We pulled up outside a diner and went inside. It was obviously John’s home away from home as everyone there seemed to know him, from the chef to the waitresses.
“Hey I gotta visitor from Australia here,” he said, pointing at me, “so look after him as well as you look after me.”
“No way,” they all laughed, “we’ll treat him much better!”
I ended up having a salad with lashings of Roquefort cheese dressing, a steak, a bucket of fried shrimp, a side of fries that would have choked a donkey, and a beer. It was delicious, and when I’d finished I would have been quite happy to just curl up in the corner and drift off to sleep. But no, there was more to come.
When we had all said our goodbyes to everyone in the diner, we started to walk down the street back to the car. Passing a basement pool hall, one of John’s buddies said “Hey, how about grabbing some beers and shooting some pool?”
“Great idea!” they all chorused, and ran down the steps. Banging open the door, John yelled out “OK we’re here to play some pool. Everybody make some room, alright?”
The room went silent. A sea of black faces stared at us. Shit we’re all going to die, I thought.
I should point out that this was 1975, a few years before a similar scene in National Lampoon’s Animal House (1978), when the college students go to see Otis Day and the Knights in a black club, with disastrous results!

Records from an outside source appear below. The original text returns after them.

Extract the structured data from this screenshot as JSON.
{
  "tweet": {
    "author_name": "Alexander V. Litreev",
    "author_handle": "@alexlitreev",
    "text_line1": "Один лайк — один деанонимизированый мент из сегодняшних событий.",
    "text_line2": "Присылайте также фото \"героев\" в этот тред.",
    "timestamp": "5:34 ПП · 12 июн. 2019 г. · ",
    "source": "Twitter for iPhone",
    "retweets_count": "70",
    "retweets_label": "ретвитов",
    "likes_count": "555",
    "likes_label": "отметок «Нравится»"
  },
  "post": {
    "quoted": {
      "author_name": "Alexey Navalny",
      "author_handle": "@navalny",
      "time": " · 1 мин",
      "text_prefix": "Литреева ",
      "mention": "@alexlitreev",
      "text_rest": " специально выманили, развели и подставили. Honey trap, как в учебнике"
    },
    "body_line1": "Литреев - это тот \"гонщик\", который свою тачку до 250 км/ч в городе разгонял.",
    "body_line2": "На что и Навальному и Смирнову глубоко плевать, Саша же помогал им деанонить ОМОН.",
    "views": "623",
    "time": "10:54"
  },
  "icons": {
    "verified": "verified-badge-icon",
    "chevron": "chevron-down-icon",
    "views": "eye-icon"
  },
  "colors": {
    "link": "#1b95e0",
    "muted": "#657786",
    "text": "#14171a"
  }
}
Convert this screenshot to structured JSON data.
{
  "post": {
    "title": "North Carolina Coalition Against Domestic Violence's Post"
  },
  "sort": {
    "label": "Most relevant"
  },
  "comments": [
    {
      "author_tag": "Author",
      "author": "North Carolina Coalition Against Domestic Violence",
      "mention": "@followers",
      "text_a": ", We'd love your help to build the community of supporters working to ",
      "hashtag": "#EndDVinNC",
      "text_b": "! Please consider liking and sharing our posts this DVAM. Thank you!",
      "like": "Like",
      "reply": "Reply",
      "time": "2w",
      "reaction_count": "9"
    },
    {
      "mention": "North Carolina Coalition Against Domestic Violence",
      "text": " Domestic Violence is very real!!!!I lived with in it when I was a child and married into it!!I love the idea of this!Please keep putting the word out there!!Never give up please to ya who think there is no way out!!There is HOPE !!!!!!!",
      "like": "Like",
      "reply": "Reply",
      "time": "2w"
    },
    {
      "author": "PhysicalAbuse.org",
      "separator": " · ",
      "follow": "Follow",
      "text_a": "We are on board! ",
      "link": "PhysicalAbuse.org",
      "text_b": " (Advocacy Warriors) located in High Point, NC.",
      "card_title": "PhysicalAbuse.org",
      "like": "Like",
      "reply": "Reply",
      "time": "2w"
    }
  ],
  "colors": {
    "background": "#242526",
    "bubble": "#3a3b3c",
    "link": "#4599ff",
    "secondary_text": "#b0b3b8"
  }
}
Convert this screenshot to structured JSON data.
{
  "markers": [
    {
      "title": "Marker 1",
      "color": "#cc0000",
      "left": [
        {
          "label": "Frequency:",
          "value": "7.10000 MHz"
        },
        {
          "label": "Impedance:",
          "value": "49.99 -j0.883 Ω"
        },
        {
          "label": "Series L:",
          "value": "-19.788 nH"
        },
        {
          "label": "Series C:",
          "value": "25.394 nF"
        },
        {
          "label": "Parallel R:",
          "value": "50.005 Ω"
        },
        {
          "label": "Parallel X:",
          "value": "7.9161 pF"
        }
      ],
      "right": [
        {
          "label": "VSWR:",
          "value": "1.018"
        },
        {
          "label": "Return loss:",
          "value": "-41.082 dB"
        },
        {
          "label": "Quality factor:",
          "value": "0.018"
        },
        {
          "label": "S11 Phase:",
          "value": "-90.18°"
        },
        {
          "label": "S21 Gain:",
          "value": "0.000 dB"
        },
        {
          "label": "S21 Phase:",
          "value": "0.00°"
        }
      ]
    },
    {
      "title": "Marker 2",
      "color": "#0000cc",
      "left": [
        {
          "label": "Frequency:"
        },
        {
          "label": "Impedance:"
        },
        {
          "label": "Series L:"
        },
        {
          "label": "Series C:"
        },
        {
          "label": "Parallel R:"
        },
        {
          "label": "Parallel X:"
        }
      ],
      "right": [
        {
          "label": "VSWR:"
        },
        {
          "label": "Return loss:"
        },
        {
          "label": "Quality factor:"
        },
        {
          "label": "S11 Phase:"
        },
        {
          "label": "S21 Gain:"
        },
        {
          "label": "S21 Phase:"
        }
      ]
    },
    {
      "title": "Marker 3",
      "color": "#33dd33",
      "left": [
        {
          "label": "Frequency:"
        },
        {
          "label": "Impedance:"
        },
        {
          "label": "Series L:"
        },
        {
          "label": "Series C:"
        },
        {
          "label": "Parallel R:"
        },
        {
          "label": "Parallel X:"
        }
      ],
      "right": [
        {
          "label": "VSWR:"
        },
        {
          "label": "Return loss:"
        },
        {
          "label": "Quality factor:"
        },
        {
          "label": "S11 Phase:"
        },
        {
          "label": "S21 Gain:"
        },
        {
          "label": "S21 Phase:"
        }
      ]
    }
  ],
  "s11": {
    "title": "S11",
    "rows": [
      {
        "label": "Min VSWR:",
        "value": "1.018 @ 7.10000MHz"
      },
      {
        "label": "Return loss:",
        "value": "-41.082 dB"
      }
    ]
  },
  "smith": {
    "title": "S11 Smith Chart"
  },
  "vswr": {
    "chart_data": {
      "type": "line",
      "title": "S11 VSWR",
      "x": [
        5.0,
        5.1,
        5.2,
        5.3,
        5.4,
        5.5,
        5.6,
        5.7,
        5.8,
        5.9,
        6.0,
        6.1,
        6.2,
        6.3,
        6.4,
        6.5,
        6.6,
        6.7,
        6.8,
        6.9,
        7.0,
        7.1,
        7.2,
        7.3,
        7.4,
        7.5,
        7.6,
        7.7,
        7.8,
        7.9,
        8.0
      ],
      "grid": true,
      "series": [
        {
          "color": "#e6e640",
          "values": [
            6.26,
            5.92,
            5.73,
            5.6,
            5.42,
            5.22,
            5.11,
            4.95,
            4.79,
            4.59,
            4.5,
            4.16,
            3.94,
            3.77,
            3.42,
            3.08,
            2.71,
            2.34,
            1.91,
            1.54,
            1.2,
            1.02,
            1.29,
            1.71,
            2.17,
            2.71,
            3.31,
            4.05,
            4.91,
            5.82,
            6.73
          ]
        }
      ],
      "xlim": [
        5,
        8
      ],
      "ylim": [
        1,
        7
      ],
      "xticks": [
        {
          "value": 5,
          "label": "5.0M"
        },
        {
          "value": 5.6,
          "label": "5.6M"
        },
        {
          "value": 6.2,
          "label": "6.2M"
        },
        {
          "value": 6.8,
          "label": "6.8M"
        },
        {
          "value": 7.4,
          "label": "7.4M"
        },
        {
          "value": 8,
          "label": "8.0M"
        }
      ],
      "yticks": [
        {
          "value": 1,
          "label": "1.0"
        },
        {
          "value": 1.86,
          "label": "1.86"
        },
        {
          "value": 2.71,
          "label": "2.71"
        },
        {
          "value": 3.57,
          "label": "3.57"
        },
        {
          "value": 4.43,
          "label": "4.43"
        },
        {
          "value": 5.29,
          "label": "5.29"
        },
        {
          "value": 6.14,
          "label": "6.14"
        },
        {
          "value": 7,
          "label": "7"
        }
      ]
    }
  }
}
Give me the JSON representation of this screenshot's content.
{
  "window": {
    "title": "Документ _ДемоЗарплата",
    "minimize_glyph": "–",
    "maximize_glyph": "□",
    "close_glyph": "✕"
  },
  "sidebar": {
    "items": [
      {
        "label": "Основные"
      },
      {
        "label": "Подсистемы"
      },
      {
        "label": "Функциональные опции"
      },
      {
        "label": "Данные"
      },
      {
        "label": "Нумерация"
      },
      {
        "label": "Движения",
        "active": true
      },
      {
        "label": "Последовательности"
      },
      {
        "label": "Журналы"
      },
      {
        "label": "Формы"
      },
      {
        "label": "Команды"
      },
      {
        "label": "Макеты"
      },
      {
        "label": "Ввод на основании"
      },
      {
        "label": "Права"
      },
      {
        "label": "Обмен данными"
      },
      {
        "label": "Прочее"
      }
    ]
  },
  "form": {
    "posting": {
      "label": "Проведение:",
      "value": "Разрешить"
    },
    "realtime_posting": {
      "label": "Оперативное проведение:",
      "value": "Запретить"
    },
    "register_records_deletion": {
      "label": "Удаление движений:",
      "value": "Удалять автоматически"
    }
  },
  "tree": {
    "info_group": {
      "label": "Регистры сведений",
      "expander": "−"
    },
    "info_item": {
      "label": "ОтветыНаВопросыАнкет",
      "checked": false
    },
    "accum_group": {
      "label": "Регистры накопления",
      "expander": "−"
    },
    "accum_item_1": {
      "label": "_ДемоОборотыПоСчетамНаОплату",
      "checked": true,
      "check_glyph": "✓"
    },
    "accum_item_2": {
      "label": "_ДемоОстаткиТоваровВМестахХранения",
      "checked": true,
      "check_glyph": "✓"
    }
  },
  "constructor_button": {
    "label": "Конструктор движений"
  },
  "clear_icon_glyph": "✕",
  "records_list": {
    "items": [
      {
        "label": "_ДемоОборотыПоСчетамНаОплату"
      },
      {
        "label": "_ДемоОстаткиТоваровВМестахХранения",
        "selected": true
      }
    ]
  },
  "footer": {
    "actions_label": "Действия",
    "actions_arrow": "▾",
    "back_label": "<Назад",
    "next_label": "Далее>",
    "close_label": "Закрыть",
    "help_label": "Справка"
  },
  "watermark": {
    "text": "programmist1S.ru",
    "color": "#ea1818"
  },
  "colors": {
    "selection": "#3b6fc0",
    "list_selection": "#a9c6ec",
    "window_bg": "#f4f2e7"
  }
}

Luckily this didn’t happen to us. As soon as everyone realised that it was John, who was obviously well-known in the area, they all started laughing and poking him with pool cues. Beers all round soon got us a couple of tables and a few games. I lost every time!
“Right, let’s go and see the store, Duncan, and you can see how we do things over here,” said John as we piled back into his old Cadillac. It turned out to be just a few blocks away down West Pico Boulevard.
“Hey what’s happening here?” yelled John as we got closer. Two police cars were outside the shop, lights flashing, and the police were standing looking through the windows into the shop and laughing!
“Shit – there’s someone in the store.” said John.
Sure enough there was. It turned out that the shop’s air conditioner which was above the door of the shop had been taken away for servicing, since you couldn’t NOT have an air conditioner in a record store during an LA summer! In the resulting hole, a thin sheet of plywood had been temporarily nailed, and which now was knocked out.
By climbing up on a garbage can, a young 16 year-old kid had managed to crawl through the hole and drop down into the shop.
However, once inside he realised the door was deadlocked and he couldn’t get out. Nor could he climb up on the inside to get out of the hole. So he had stacked up vinyl albums on top of each other like steps, and was trying to climb up them, but being shrink wrapped and slippery they started sliding sideways as soon as he stepped on them. Which caused him to fall off onto the floor every time, much to the amusement of the onlookers!
When he finally stopped trying and just sat on the floor, John opened up the door with the keys and the police took him away, as well as a few copies of the latest albums. “That’ll make sure they keep an eye on the place,” he laughed as they drove away.
Apparently the silent burglar alarm had alerted the security company, who had told the police, and they had been calling John at home, but of course he was out partying with yours truly. No cell phones back in 1975!
And true to his word, the next day he took me around some record wholesalers, where the low prices absolutely floored me! So much so that I filled a whole suitcase with albums to take home as my luggage, and also regularly shipped a 50 kilo carton back to Oz that I sold for at least 300% margin at Sunday markets!
Ah, those were the good old days!